Switching the pace in the main room was the German producer Boys Noize. Famed for his electro and techno releases, his return to the Warehouse Project saw a set filled with four on the floor techno and dark electro tracks. Following Boys Noize was another unique b2b from 2 acts who have made a name for themselves over the years. Special request (Paul Woolford) and Chloé Robinson (Barely Legal) is the ultimate pairing that tore the Depot stage apart. Mixing blends of techno, garage and breaks saw an eclectic set from the pair, all before a garage legend took to the stage. DJ EZ took full control of the main room with his fast paced, scratch and loop garage style. Keeping the tempo high with a mix of old school and new dubby garage, the long time DJ certainly raised the roof before the final act of the night.
Closing the Depot stage saw a 2-hour set from the man himself, Four Tet. With other rooms closing earlier than the main Depot, the crowd packed out and Four Tet certainly delivered for the final show. His set was an eclectic mix packed with new music, including some unreleased remixes. In combination with his unique break and techno style was a specialised light show.
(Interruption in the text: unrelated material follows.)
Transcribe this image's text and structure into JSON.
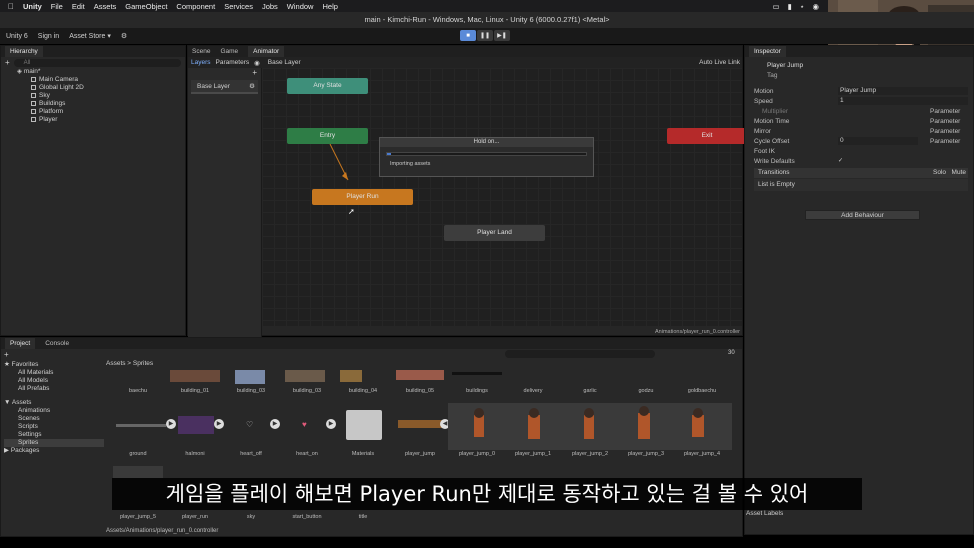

Making full use of the Depot stage’s set up saw ravers fully immersed into melodic build ups with beautiful techno drops. An outstanding performance from Four Tet to close a weekend of his ‘curated by’ shows.
The remainder of The Warehouse Project’s 2021 shows can be found using the link here.
Credit to Jody Hartley for his amazing images – more of his work can be found on his page here.
Also to Lee Anthony for his epic videos – more of his work can be found here.